By Padma Nagappan
The majority of California’s sunflower crop is grown in the Sacramento Valley, mostly for seed production.
The state accounts for 95 percent of the U.S supply and 25 percent of the world’s supply of sunflower seeds.
Planted acreage tends to vary greatly year-to-year, because most of it is used as planting seed for farmers that grow it for cooking oil, so the commodity markets dictate demand. Sunflower acreage was at 45,000 acres in 2016 and went up to 54,000 acres in 2017, according to the U.S Department of Agriculture’s estimate in 2018.
Khaled Bali is a University of California Department of Agriculture and Natural Resources statewide water and irrigation specialist who has been working since 2016 on a four-year trial on sunflower varieties.
He was asked by the University of Georgia to help ascertain which varieties were drought resistant. He chose to conduct his trial in the low desert region of the Imperial Valley, since it gets little rain during the growing season between February when it’s planted, and June when it’s harvested. This would make it easier to control and measure the actual water applied to the crop varieties.
“We’re looking at 285 varieties of sunflowers, to see which ones do well under stress,” Bali said. He has tested different plantings each growing season for the past three years, and will finish the trial this year.
Although he had not worked with sunflowers before, he found it was an easy crop to grow. The season can range from 120 to 140 days, but if the crop is planted later in the season, it cuts short the growing period.
He used subsurface drip irrigation to test the crops at different water levels, ranging from 60 to 100 percent.

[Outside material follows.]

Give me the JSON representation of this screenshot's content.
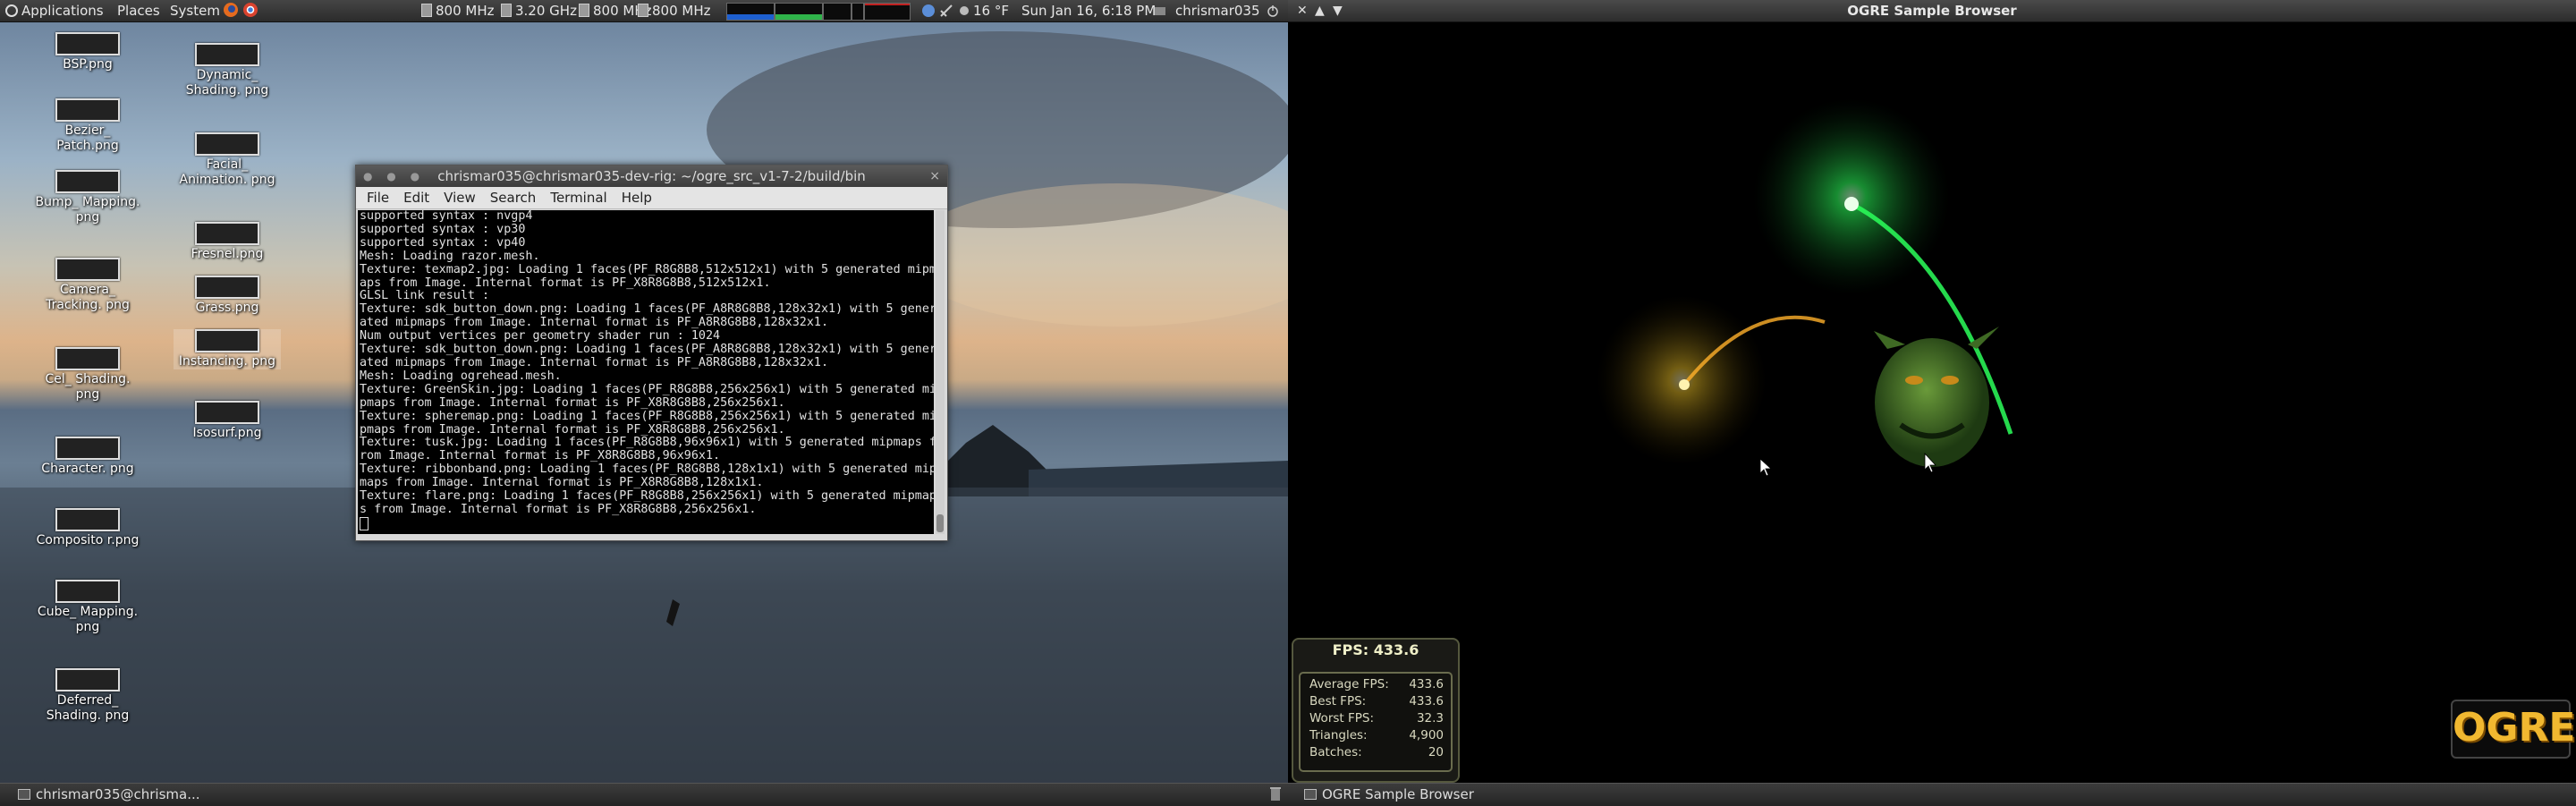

Bali explained that drip works better than furrow irrigation, since it offers better control and precision.
At the end of Year One, they found little difference between the stressed plants and the ones that got ample water, so they switched gears for Year Two. His team tested the stress group with 10 percent of water requirements, supplementing with 50 percent additional water from ground water sources.
For this current last round of trials, they will select the varieties that did well under stress conditions and plant them again, but spread out the planting timeframe from February through March, to see the impact this has on yield.
He will have conclusive findings at the end of the growing season this year. Some varieties yielded 100 grams of seed while others gave 300 grams.
This is a relatively new crop for the low desert region in California, with about 1,700 acres planted, half for seed production and half for cut flowers. But Bali said it’s a good crop given it has low water use.